The Toyota Crown sedan can deliver audio and visual alerts when a driver has taken his/her foot off the brake and has started to creep into an intersection. Returning to manual mode is simple - just grab the wheel or press the brake. These 3 driverless car manufacturing companies have embarked on an ambitious program and the costs are humungous. Add to it the fact that this technology is beyond the legal stipulations which are for human operated vehicles, driverless cars seem a formidable proposition.
Commercialization has commenced with Google SDCs already on road aboard. In fact, as of July 2015, Google’s 23 self - driving cars have been involved in 14 minor accidents, but Google has blamed them primarily on drivers of the vehicles or of another vehicle.
The cars are expensive to buy and complex to maintain. We need more charging stations, which are technically very few in number across the globe. Parking these cars on roads due to absence of driveways or garages could make them vulnerable to theft. The technology has yet to be tested in extreme conditions of storm and snow. Also, the technology isn’t smart enough to navigate around potholes or stop the car if the traffic police ask you to pullover.
Primarily, with driverless cars, specially challenged people would be able to commute easily. There would be less noise pollution and air pollution since these are electric powered vehicles. Also, accidents due to human errors will be curtailed, since humans tend to often misjudge other road users’ movements and get distracted. Most importantly, the user of the vehicle can multi task, and not waste all the time on driving, especially when it’s known that statistically people waste close to 4-6 work weeks on driving every year.

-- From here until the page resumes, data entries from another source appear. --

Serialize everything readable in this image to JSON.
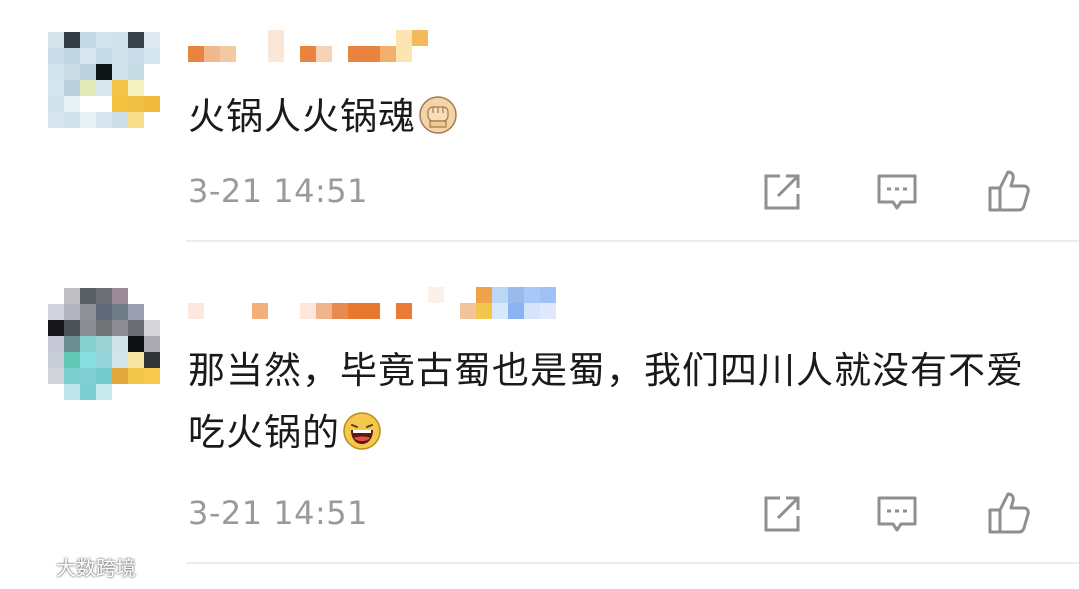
{
  "comments": [
    {
      "text": "火锅人火锅魂",
      "emoji": "fist-emoji",
      "timestamp": "3-21 14:51"
    },
    {
      "text": "那当然，毕竟古蜀也是蜀，我们四川人就没有不爱吃火锅的",
      "emoji": "laughing-emoji",
      "timestamp": "3-21 14:51"
    }
  ],
  "actions": {
    "icons": [
      "share-icon",
      "comment-icon",
      "like-icon"
    ]
  },
  "watermark": {
    "text": "大数跨境"
  },
  "colors": {
    "text": "#1a1a1a",
    "timestamp": "#9a9a9a",
    "divider": "#ececec",
    "icon": "#8f8f8f"
  }
}
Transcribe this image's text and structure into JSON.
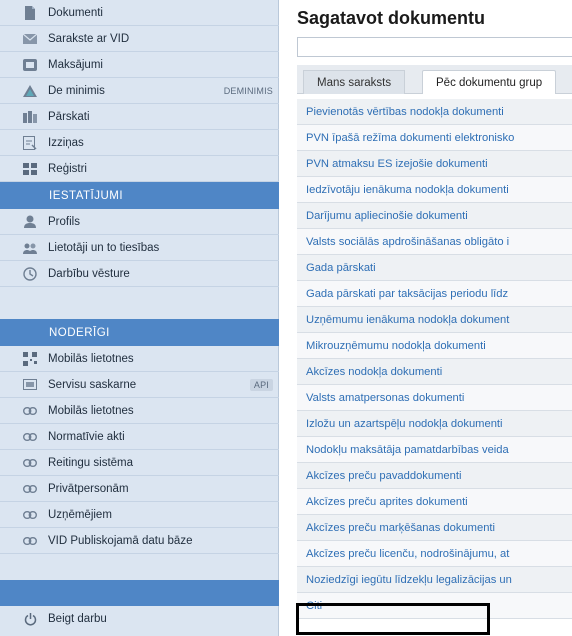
{
  "sidebar": {
    "items": [
      {
        "label": "Dokumenti",
        "icon": "document-icon"
      },
      {
        "label": "Sarakste ar VID",
        "icon": "mail-icon"
      },
      {
        "label": "Maksājumi",
        "icon": "payment-icon"
      },
      {
        "label": "De minimis",
        "icon": "warning-triangle-icon",
        "tag": "DEMINIMIS"
      },
      {
        "label": "Pārskati",
        "icon": "reports-icon"
      },
      {
        "label": "Izziņas",
        "icon": "certificate-icon"
      },
      {
        "label": "Reģistri",
        "icon": "grid-icon"
      }
    ],
    "section_settings": "IESTATĪJUMI",
    "settings_items": [
      {
        "label": "Profils",
        "icon": "user-icon"
      },
      {
        "label": "Lietotāji un to tiesības",
        "icon": "users-icon"
      },
      {
        "label": "Darbību vēsture",
        "icon": "history-icon"
      }
    ],
    "section_useful": "NODERĪGI",
    "useful_items": [
      {
        "label": "Mobilās lietotnes",
        "icon": "qr-code-icon"
      },
      {
        "label": "Servisu saskarne",
        "icon": "api-icon",
        "tag": "API"
      },
      {
        "label": "Mobilās lietotnes",
        "icon": "link-icon"
      },
      {
        "label": "Normatīvie akti",
        "icon": "link-icon"
      },
      {
        "label": "Reitingu sistēma",
        "icon": "link-icon"
      },
      {
        "label": "Privātpersonām",
        "icon": "link-icon"
      },
      {
        "label": "Uzņēmējiem",
        "icon": "link-icon"
      },
      {
        "label": "VID Publiskojamā datu bāze",
        "icon": "link-icon"
      }
    ],
    "logout": {
      "label": "Beigt darbu",
      "icon": "power-icon"
    }
  },
  "main": {
    "title": "Sagatavot dokumentu",
    "search_value": "",
    "tabs": [
      {
        "label": "Mans saraksts"
      },
      {
        "label": "Pēc dokumentu grup"
      }
    ],
    "documents": [
      "Pievienotās vērtības nodokļa dokumenti",
      "PVN īpašā režīma dokumenti elektronisko",
      "PVN atmaksu ES izejošie dokumenti",
      "Iedzīvotāju ienākuma nodokļa dokumenti",
      "Darījumu apliecinošie dokumenti",
      "Valsts sociālās apdrošināšanas obligāto i",
      "Gada pārskati",
      "Gada pārskati par taksācijas periodu līdz",
      "Uzņēmumu ienākuma nodokļa dokument",
      "Mikrouzņēmumu nodokļa dokumenti",
      "Akcīzes nodokļa dokumenti",
      "Valsts amatpersonas dokumenti",
      "Izložu un azartspēļu nodokļa dokumenti",
      "Nodokļu maksātāja pamatdarbības veida",
      "Akcīzes preču pavaddokumenti",
      "Akcīzes preču aprites dokumenti",
      "Akcīzes preču marķēšanas dokumenti",
      "Akcīzes preču licenču, nodrošinājumu, at",
      "Noziedzīgi iegūtu līdzekļu legalizācijas un",
      "Citi"
    ]
  },
  "colors": {
    "sidebar_bg": "#dbe5f1",
    "section_header": "#4f86c6",
    "link": "#2f6fb5",
    "highlight_border": "#000000"
  }
}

The real question however is, “Are we ready for driverless cars yet?”
- Ms. Monica Mor
Sr. Faculty, INLEAD